Goal of the exercise
Your answer should be each line of the entries that contains the word "sekarang", copied in full.

Record set
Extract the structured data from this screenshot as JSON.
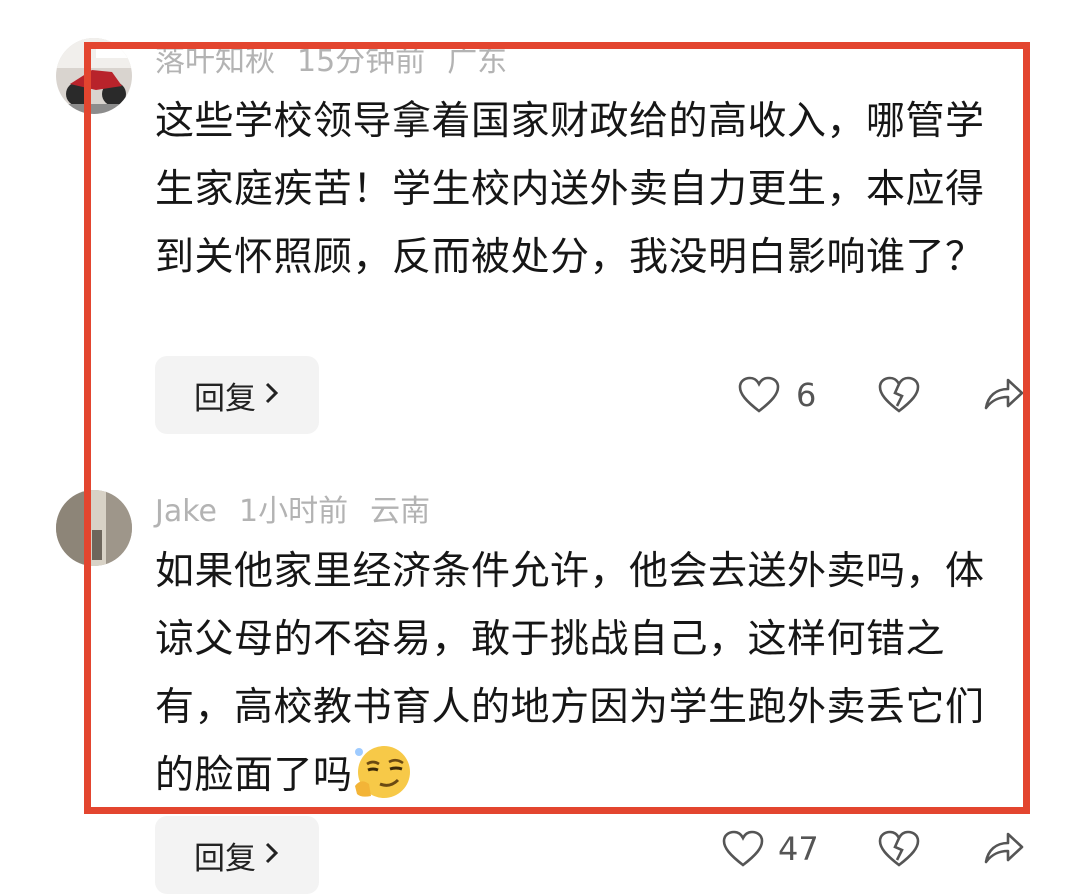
{
  "comments": [
    {
      "username": "落叶知秋",
      "time": "15分钟前",
      "location": "广东",
      "text": "这些学校领导拿着国家财政给的高收入，哪管学生家庭疾苦！学生校内送外卖自力更生，本应得到关怀照顾，反而被处分，我没明白影响谁了？",
      "reply_label": "回复",
      "like_count": "6"
    },
    {
      "username": "Jake",
      "time": "1小时前",
      "location": "云南",
      "text": "如果他家里经济条件允许，他会去送外卖吗，体谅父母的不容易，敢于挑战自己，这样何错之有，高校教书育人的地方因为学生跑外卖丢它们的脸面了吗",
      "emoji": "smirk-emoji",
      "reply_label": "回复",
      "like_count": "47"
    }
  ],
  "highlight_color": "#e3452f",
  "icons": {
    "like": "heart-outline-icon",
    "dislike": "broken-heart-icon",
    "share": "share-arrow-icon",
    "reply_chevron": "chevron-right-icon"
  }
}
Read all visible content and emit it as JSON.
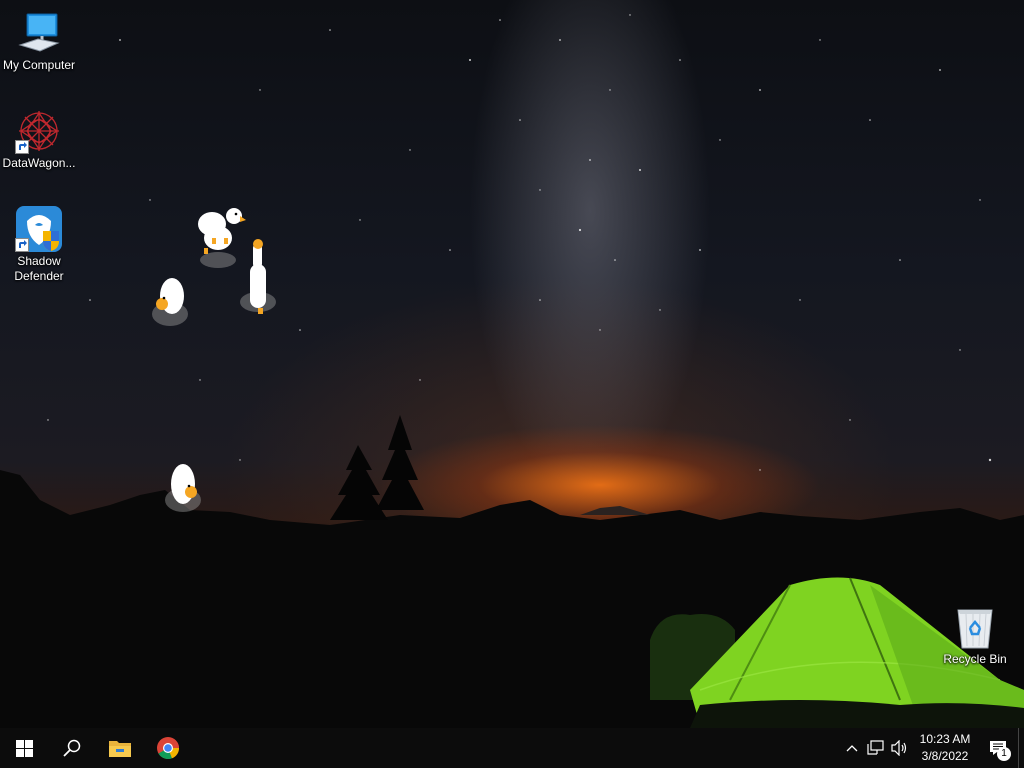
{
  "desktop": {
    "icons": [
      {
        "label": "My Computer",
        "icon": "computer-icon"
      },
      {
        "label": "DataWagon...",
        "icon": "datawagon-icon"
      },
      {
        "label": "Shadow Defender",
        "icon": "shadow-defender-icon"
      },
      {
        "label": "Recycle Bin",
        "icon": "recycle-bin-icon"
      }
    ]
  },
  "taskbar": {
    "buttons": [
      {
        "name": "Start",
        "icon": "windows-icon"
      },
      {
        "name": "Search",
        "icon": "search-icon"
      },
      {
        "name": "File Explorer",
        "icon": "folder-icon"
      },
      {
        "name": "Google Chrome",
        "icon": "chrome-icon"
      }
    ],
    "tray": {
      "time": "10:23 AM",
      "date": "3/8/2022",
      "notification_count": "1"
    }
  },
  "colors": {
    "taskbar_bg": "#0c0c0c",
    "tent": "#7fd321",
    "horizon_glow": "#ff7a14"
  }
}
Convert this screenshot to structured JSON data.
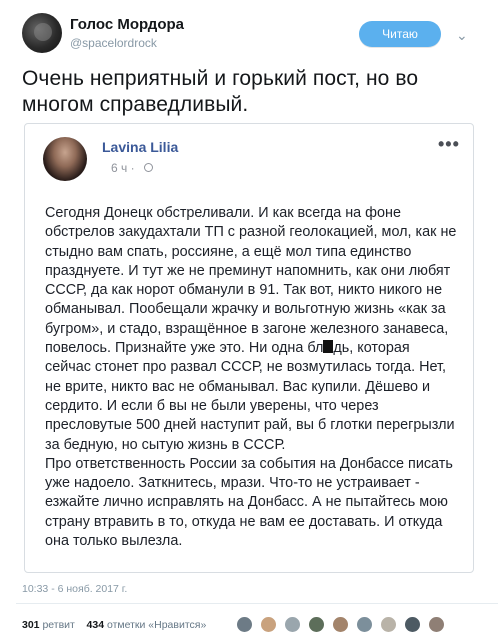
{
  "header": {
    "display_name": "Голос Мордора",
    "handle": "@spacelordrock",
    "follow_label": "Читаю",
    "chevron_glyph": "⌄"
  },
  "tweet": {
    "text": "Очень неприятный и горький пост, но во многом справедливый."
  },
  "embedded_post": {
    "author": "Lavina Lilia",
    "time": "6 ч ·",
    "more_glyph": "•••",
    "body_before_redaction": "Сегодня Донецк обстреливали. И как всегда на фоне обстрелов закудахтали ТП с разной геолокацией, мол, как не стыдно вам спать, россияне, а ещё мол типа единство празднуете. И тут же не преминут напомнить, как они любят СССР, да как норот обманули в 91. Так вот, никто никого не обманывал. Пообещали жрачку и вольготную жизнь «как за бугром», и стадо, взращённое в загоне железного занавеса, повелось. Признайте уже это. Ни одна бл",
    "body_after_redaction": "дь, которая сейчас стонет про развал СССР, не возмутилась тогда. Нет, не врите, никто вас не обманывал. Вас купили. Дёшево и сердито. И если б вы не были уверены, что через пресловутые 500 дней наступит рай, вы б глотки перегрызли за бедную, но сытую жизнь в СССР.",
    "body_paragraph_2": "Про ответственность России за события на Донбассе писать уже надоело. Заткнитесь, мрази. Что-то не устраивает - езжайте лично исправлять на Донбасс. А не пытайтесь мою страну втравить в то, откуда не вам ее доставать. И откуда она только вылезла."
  },
  "footer": {
    "timestamp": "10:33 - 6 нояб. 2017 г.",
    "retweets_count": "301",
    "retweets_label": "ретвит",
    "likes_count": "434",
    "likes_label": "отметки «Нравится»"
  },
  "colors": {
    "follow_button": "#5bb0ee",
    "author_link": "#3b5998",
    "muted": "#8899a6"
  }
}
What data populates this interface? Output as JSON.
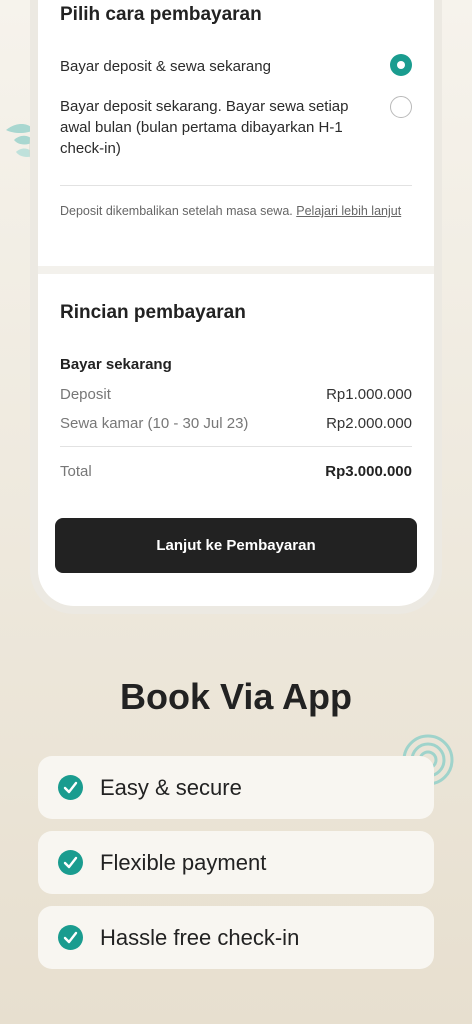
{
  "payment_method": {
    "title": "Pilih cara pembayaran",
    "options": [
      {
        "label": "Bayar deposit & sewa sekarang",
        "selected": true
      },
      {
        "label": "Bayar deposit sekarang. Bayar sewa setiap awal bulan (bulan pertama dibayarkan H-1 check-in)",
        "selected": false
      }
    ],
    "note": "Deposit dikembalikan setelah masa sewa.",
    "note_link": "Pelajari lebih lanjut"
  },
  "payment_details": {
    "title": "Rincian pembayaran",
    "section_label": "Bayar sekarang",
    "rows": [
      {
        "label": "Deposit",
        "value": "Rp1.000.000"
      },
      {
        "label": "Sewa kamar (10 - 30 Jul 23)",
        "value": "Rp2.000.000"
      }
    ],
    "total_label": "Total",
    "total_value": "Rp3.000.000"
  },
  "cta_label": "Lanjut ke Pembayaran",
  "promo": {
    "heading": "Book Via App",
    "features": [
      "Easy & secure",
      "Flexible payment",
      "Hassle free check-in"
    ]
  },
  "colors": {
    "accent": "#1a9c8f",
    "cta": "#222222"
  }
}
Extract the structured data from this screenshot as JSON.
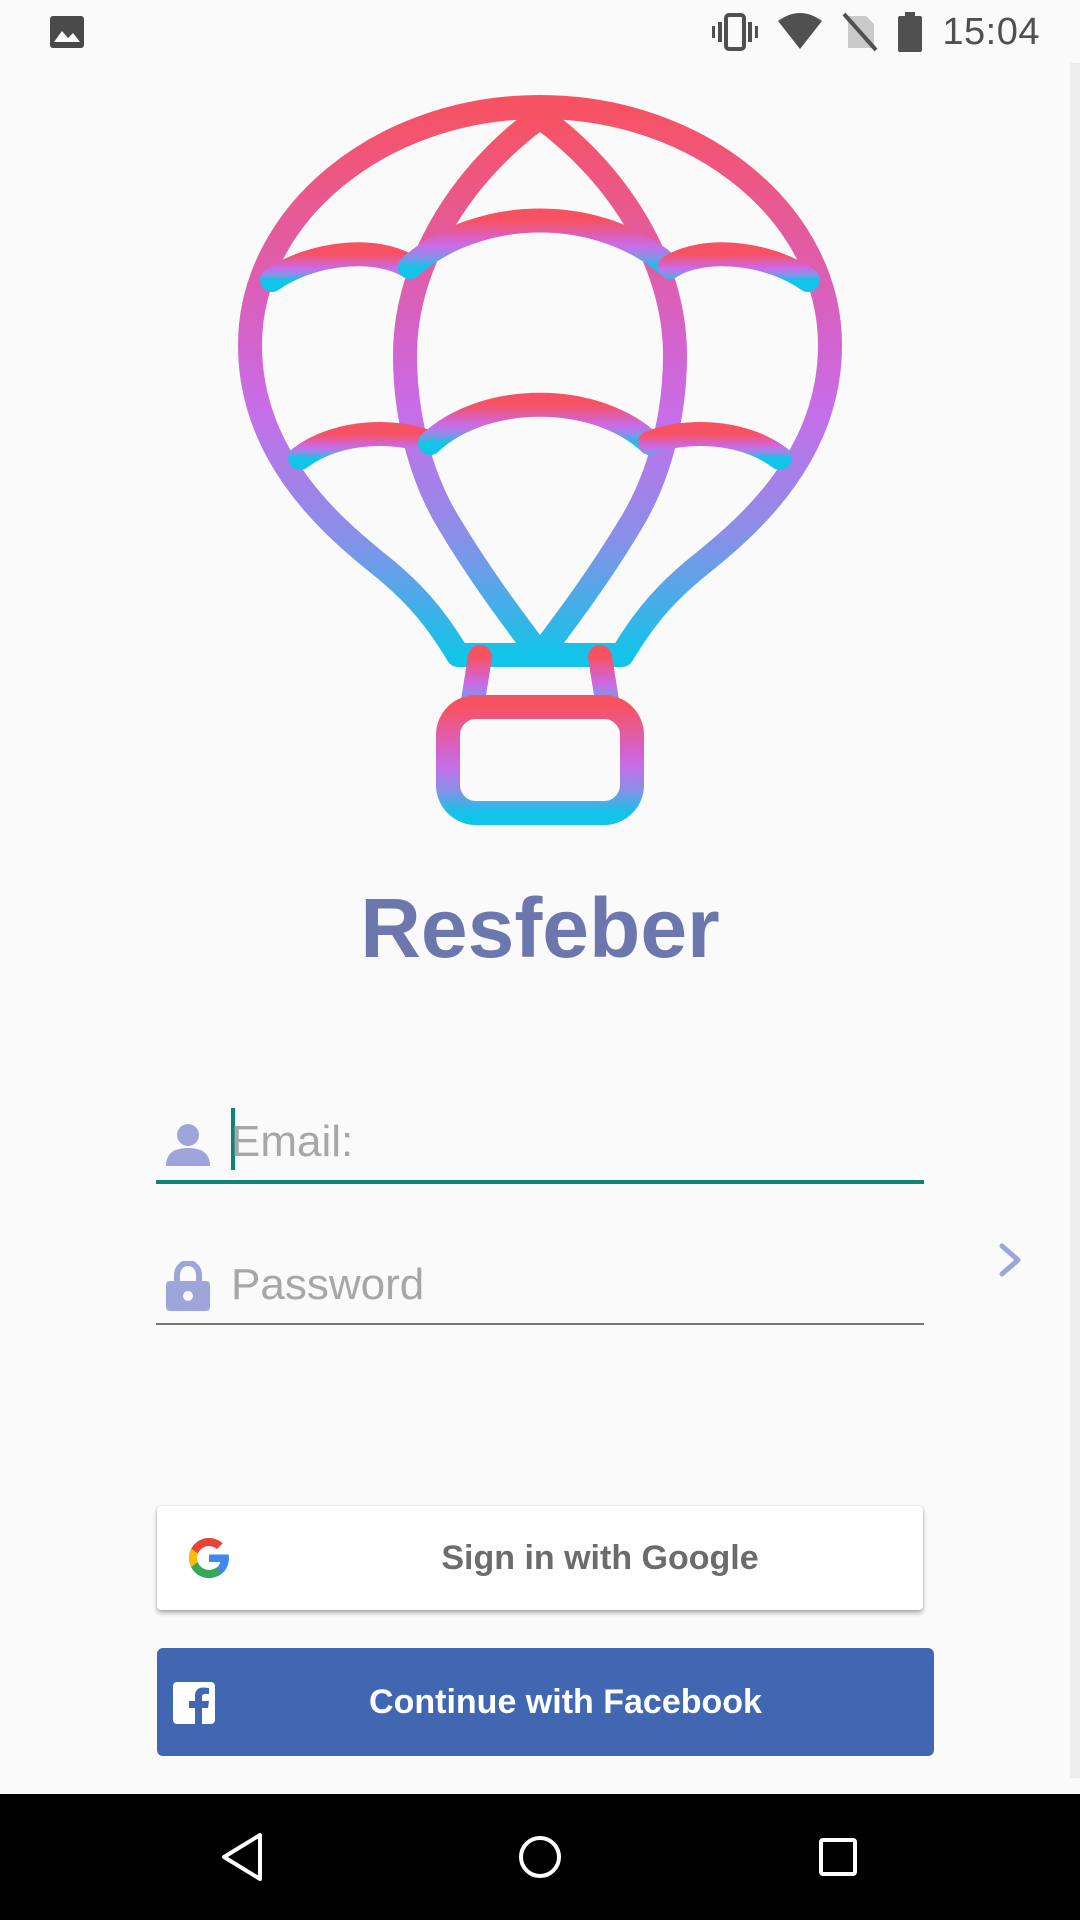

Exercise solution
        "label": "Bayar deposit & sewa sekarang",
        "label": "Bayar deposit sekarang. Bayar sewa setiap awal bulan (bulan pertama dibayarkan H-1 check-in)",
    "section_label": "Bayar sekarang",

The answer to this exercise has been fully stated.